Primary carnitine deficiency
Primary carnitine deficiency is a genetic condition that prevents the body from using certain fats for energy, particularly during periods without food (fasting). The nature and severity of signs and symptoms may vary, but they most often appear during infancy or early childhood and can include severe brain dysfunction (encephalopathy), cardiomyopathy, confusion, vomiting, muscle weakness, and hypoglycemia. Some individuals may only have fatigability in adulthood, or no symptoms at all. This condition is caused by mutations in the SLC22A5 gene and is inherited in an autosomal recessive manner. Treatment and prevention of symptoms typically includes oral L-carnitine supplementation.
The list of signs and symptoms mentioned in various sources for Carnitine transporter deficiency may include:
- Congestive heart failure
- Decreased carnitine level in liver
- Decreased plasma carnitine
- Elevated hepatic transaminases
- Endocardial fibroelastosis
- Failure to thrive
- Hepatic steatosis
- Hypertrophic cardiomyopathy
- Impaired gluconeogenesis
- Muscular hypotonia
- Recurrent hypoglycemia
- Reduced muscle carnitine level
Mutations in the SLC22A5 gene cause primary carnitine deficiency. This gene provides instructions for making a protein called OCTN2 that transports carnitine into cells. Cells need carnitine to bring certain types of fats (fatty acids) into mitochondria, which are the energy-producing centers within cells. Fatty acids are a major source of energy for the heart and muscles.

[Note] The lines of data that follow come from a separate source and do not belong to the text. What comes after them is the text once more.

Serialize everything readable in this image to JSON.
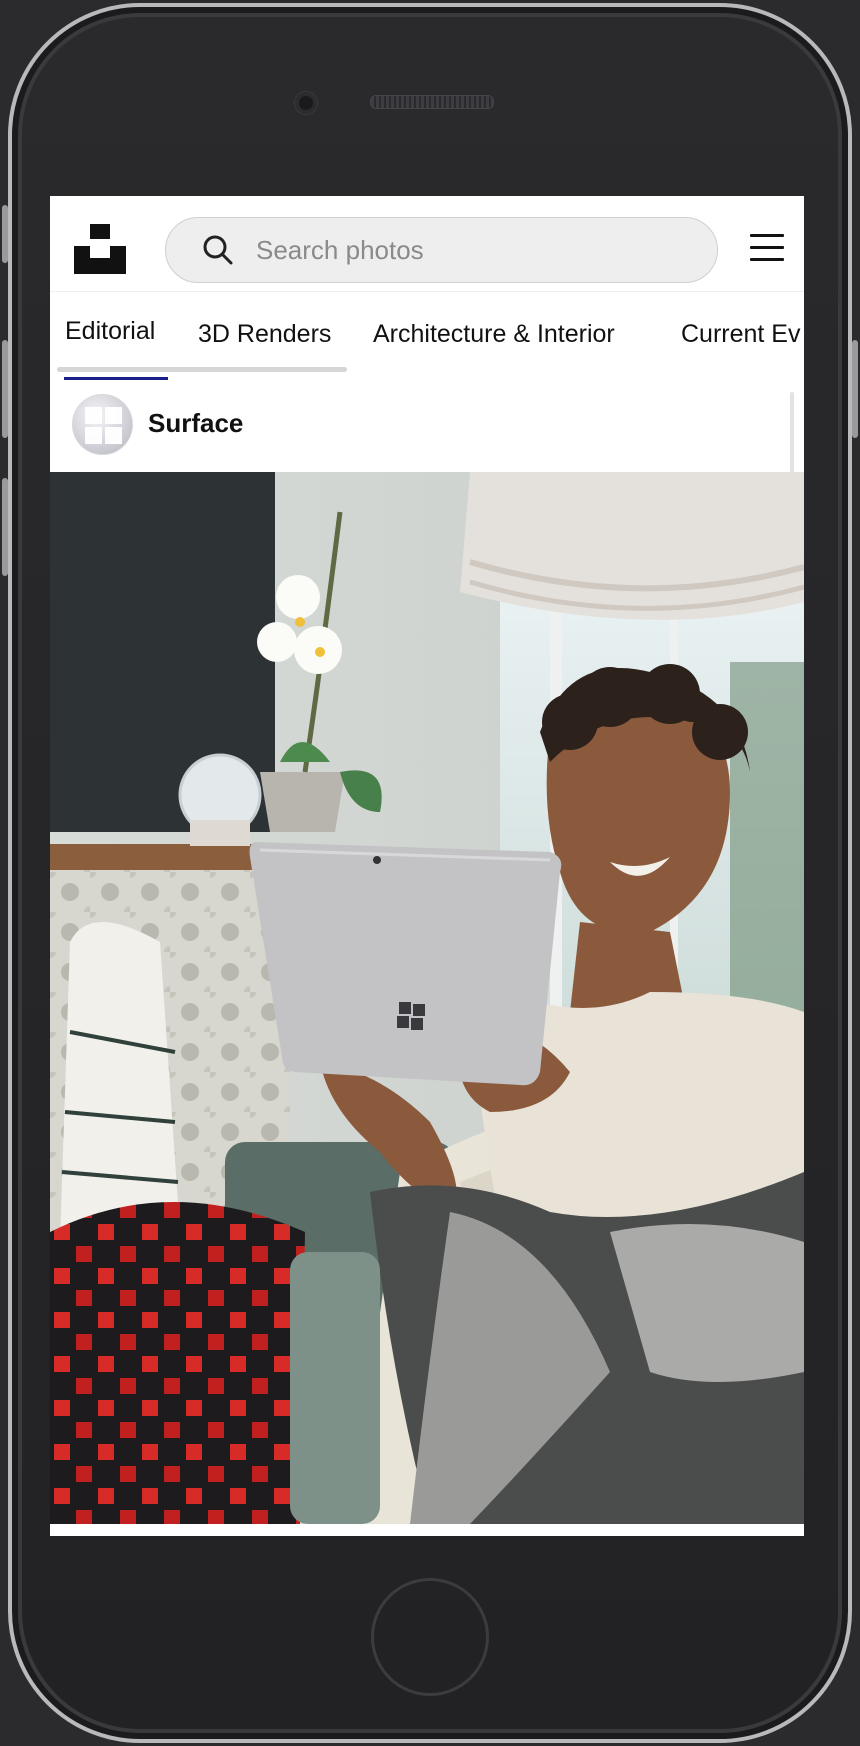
{
  "search": {
    "placeholder": "Search photos"
  },
  "tabs": [
    {
      "label": "Editorial",
      "selected": true
    },
    {
      "label": "3D Renders",
      "selected": false
    },
    {
      "label": "Architecture & Interior",
      "selected": false
    },
    {
      "label": "Current Ev",
      "selected": false
    }
  ],
  "account": {
    "name": "Surface"
  },
  "photo": {
    "subject": "person-smiling-with-tablet"
  },
  "icons": {
    "logo": "unsplash-logo",
    "search": "search-icon",
    "menu": "hamburger-menu-icon",
    "avatar": "windows-logo-icon"
  },
  "colors": {
    "tab_underline": "#1a1f8a",
    "search_background": "#eeeeee"
  }
}
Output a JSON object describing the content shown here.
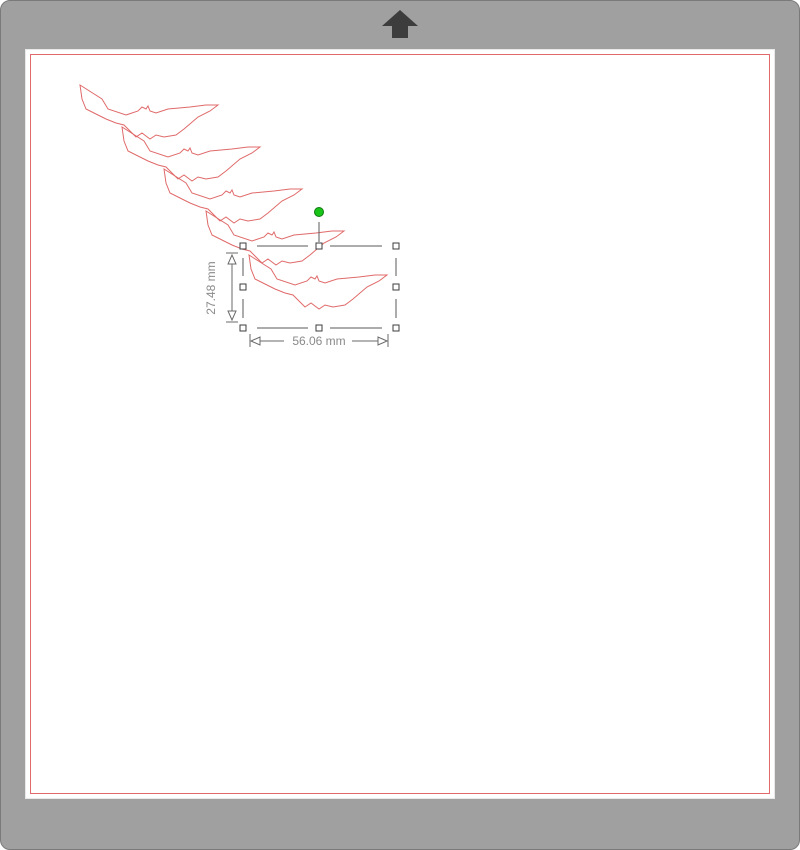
{
  "canvas": {
    "dimensions": {
      "width_label": "56.06 mm",
      "height_label": "27.48 mm"
    }
  },
  "colors": {
    "mat": "#a0a0a0",
    "cut_line": "#e06a6a",
    "rotate_handle": "#19c419",
    "arrow": "#3d3d3d"
  },
  "icons": {
    "load_arrow": "arrow-up-icon",
    "rotate": "rotate-handle-icon"
  }
}
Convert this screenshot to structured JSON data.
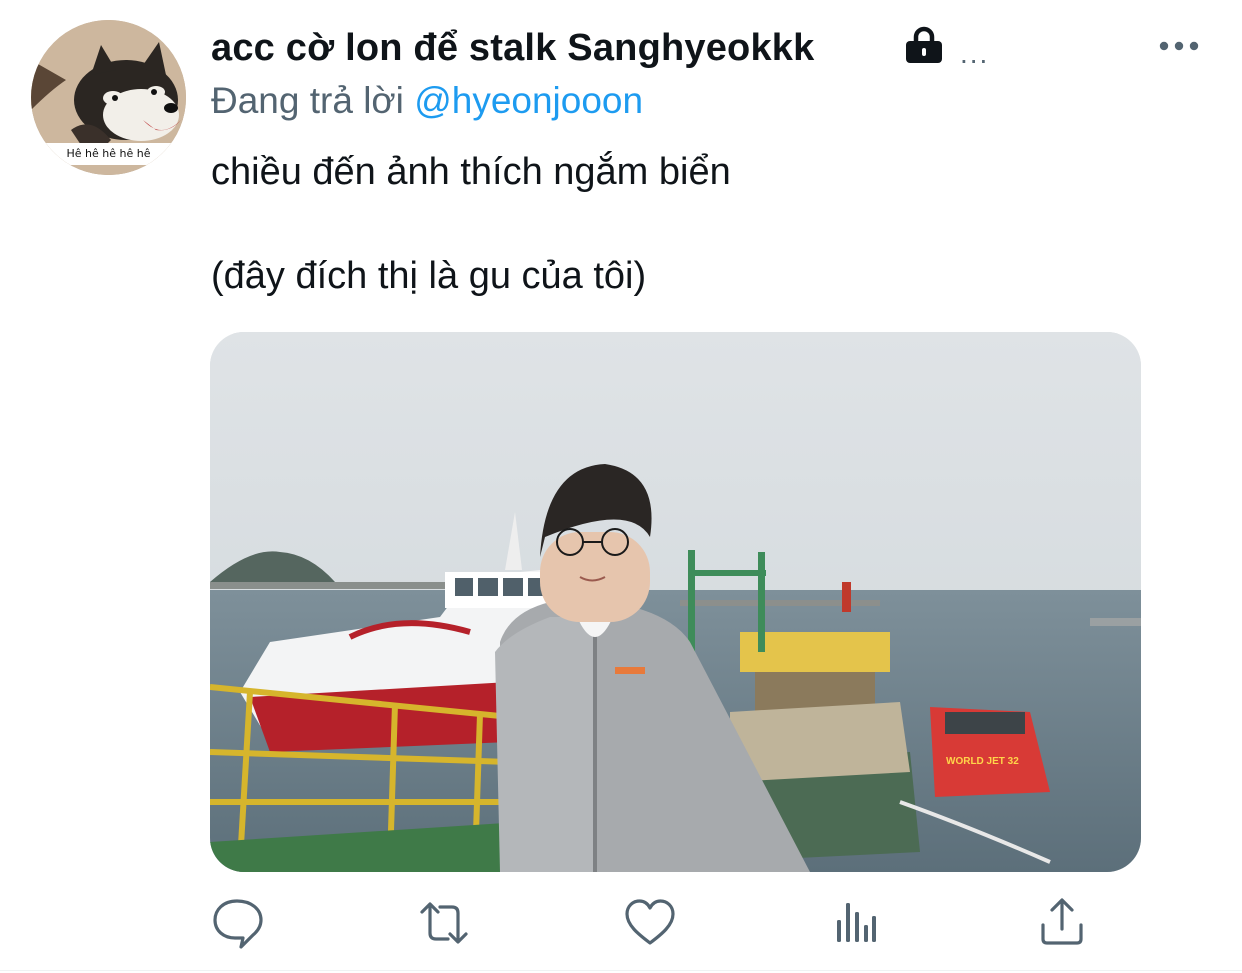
{
  "tweet": {
    "display_name": "acc cờ lon để stalk Sanghyeokkk",
    "name_overflow": "...",
    "protected_icon": "lock-icon",
    "reply_prefix": "Đang trả lời",
    "reply_handle": "@hyeonjooon",
    "text": "chiều đến ảnh thích ngắm biển\n\n(đây đích thị là gu của tôi)",
    "avatar_caption": "Hê hê hê hê hê",
    "media_boat_label": "WORLD JET 32",
    "more_icon": "more-horizontal-icon"
  },
  "actions": [
    {
      "name": "reply",
      "icon": "comment-bubble-icon"
    },
    {
      "name": "retweet",
      "icon": "retweet-icon"
    },
    {
      "name": "like",
      "icon": "heart-icon"
    },
    {
      "name": "analytics",
      "icon": "bar-chart-icon"
    },
    {
      "name": "share",
      "icon": "share-upload-icon"
    }
  ],
  "colors": {
    "text_primary": "#0f1419",
    "text_secondary": "#536471",
    "link": "#1d9bf0"
  }
}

During periods of fasting, fatty acids are also an important energy source for the liver and other tissues.
Mutations in the SLC22A5 gene result in an absent or dysfunctional OCTN2 protein. As a result, there is a shortage (deficiency) of carnitine within cells. This deficiency, as well as potential build-up of fatty acids within the cells, causes the signs and symptoms of the condition.
Primary carnitine deficiency is inherited in an autosomal recessive manner. Individuals have two copies of each gene, one of which is inherited from each parent. For an individual to have an autosomal recessive condition, he/she must have a mutation in both copies of the disease-causing gene. The parents of an affected individual, who each likely have one mutated copy, are referred to as carriers. Carriers typically do not have any signs or symptoms of the condition. When two carriers for an autosomal recessive condition have children together, each child has a 25% (1 in 4) risk to have the condition, a 50% (1 in 2) risk to be a carrier like each of the parents, and a 25% risk to not have the condition and not be a carrier.
The first suspicion of SPCD in a patient with a non-specific presentation is an extremely low plasma carnitine level. When combined with an increased concentration of carnitine in urine, the suspicion of SPCD can often be confirmed by either molecular testing or functional studies assessing the uptake of carnitine in cultured fibroblasts.
Identification of patients presymptomatically via newborn screening has allowed early intervention and treatment.
Infantile metabolic and childhood myopathic presentations of the condition can be fatal if untreated. However, long-term prognosis is excellent with oral carnitine supplementation. If the disorder goes unrecognized, death can occur due to cardiac failure, arrhythmias or sudden death. Hypoglycemia or sudden deaths from arrhythmias (even without cardiomyopathy) have been reported in affected individuals who stop their carnitine supplementation against medical advice.
Most individuals with primary carnitine deficiency are followed by a metabolic doctor as well as a dietician familiar with this condition. Certain treatments may be advised for some children but not others. Treatment is often needed throughout life. The main treatment for this condition is lifelong use of L-carnitine, which is a natural substance that helps body cells make energy. It also helps the body get rid of harmful wastes. L-carnitine can reverse the heart problems and muscle weakness caused by this condition.
In addition to L-carnitine, infants and young children with primary carnitine deficiency need to eat frequently to prevent a metabolic crisis. In general, it is often suggested that infants be fed every four to six hours. But some babies need to eat even more frequently than this. Many teens and adults with this condition can go without food for up to 12 hours without problems. Some children and teens benefit from a low-fat, high carbohydrate diet. Any diet changes should be made under the guidance of a metabolic specialist and/or dietician familiar with this condition. Ask your doctor whether your child needs to have any changes in his or her diet. Other treatments usually need to be continued throughout life.
Infants and children with this condition need to eat extra starchy food and drink more fluids during any illness, even if they may not feel hungry, because they could have a metabolic crisis. Children who are sick often do not want to eat. If they won’t or can’t eat, they may need to be treated in the hospital to prevent serious health problems.
Levocarnitine (Carnitor) - FDA-approved indication: Treatment of primary and secondary carnitine deficiency.
Refer to Research Publications.